TASK TO CARRY OUT =>
List the lines of this listing that hold the word "JSON".

*** Opening DATA FOR THIS EXERCISE ***

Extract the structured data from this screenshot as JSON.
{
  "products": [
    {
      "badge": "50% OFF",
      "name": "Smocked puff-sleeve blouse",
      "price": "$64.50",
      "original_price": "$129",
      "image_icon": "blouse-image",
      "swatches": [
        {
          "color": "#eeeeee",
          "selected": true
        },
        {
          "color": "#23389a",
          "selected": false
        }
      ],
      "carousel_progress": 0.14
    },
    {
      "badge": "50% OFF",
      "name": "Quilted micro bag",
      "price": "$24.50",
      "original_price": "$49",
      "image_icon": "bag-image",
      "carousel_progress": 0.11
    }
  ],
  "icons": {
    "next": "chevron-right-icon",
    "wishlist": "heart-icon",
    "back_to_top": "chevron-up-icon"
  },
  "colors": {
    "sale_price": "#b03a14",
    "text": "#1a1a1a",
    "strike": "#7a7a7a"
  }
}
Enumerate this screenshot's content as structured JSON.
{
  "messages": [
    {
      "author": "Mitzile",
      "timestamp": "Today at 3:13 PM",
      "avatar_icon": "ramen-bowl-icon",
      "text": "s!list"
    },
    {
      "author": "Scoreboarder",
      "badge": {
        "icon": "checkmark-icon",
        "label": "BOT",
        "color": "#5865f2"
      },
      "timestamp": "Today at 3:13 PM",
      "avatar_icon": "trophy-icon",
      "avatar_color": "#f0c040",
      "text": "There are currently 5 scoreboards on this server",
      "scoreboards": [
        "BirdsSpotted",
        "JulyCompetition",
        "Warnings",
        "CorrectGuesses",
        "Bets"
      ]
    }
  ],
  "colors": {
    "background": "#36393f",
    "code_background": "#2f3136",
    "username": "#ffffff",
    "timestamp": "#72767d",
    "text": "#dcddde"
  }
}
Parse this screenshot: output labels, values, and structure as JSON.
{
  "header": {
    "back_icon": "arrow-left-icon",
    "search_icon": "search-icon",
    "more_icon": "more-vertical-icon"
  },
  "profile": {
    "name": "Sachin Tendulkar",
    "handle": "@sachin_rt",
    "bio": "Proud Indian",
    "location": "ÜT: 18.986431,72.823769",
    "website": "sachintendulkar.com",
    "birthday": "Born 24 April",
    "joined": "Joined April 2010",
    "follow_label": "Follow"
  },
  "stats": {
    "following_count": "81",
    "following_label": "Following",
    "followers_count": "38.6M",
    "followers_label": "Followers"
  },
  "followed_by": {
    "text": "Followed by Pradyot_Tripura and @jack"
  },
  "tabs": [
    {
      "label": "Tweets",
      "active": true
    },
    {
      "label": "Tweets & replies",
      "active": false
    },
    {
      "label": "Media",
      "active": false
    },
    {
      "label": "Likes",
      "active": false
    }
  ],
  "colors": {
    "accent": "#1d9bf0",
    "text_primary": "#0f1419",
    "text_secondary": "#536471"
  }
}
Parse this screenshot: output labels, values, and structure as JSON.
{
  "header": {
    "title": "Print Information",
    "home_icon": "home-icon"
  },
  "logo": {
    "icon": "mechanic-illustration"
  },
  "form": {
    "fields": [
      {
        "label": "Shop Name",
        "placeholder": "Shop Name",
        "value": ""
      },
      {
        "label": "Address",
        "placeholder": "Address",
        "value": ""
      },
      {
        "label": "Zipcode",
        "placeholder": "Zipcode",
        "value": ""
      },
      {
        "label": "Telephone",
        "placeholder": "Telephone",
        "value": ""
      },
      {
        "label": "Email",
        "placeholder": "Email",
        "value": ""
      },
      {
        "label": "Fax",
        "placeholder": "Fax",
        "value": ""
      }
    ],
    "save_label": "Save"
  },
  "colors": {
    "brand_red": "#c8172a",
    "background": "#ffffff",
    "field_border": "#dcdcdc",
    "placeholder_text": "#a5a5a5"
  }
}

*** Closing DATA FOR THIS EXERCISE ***

EXPECTED OUTPUT =>
Extract the structured data from this screenshot as JSON.
Enumerate this screenshot's content as structured JSON.
Parse this screenshot: output labels, values, and structure as JSON.
Parse this screenshot: output labels, values, and structure as JSON.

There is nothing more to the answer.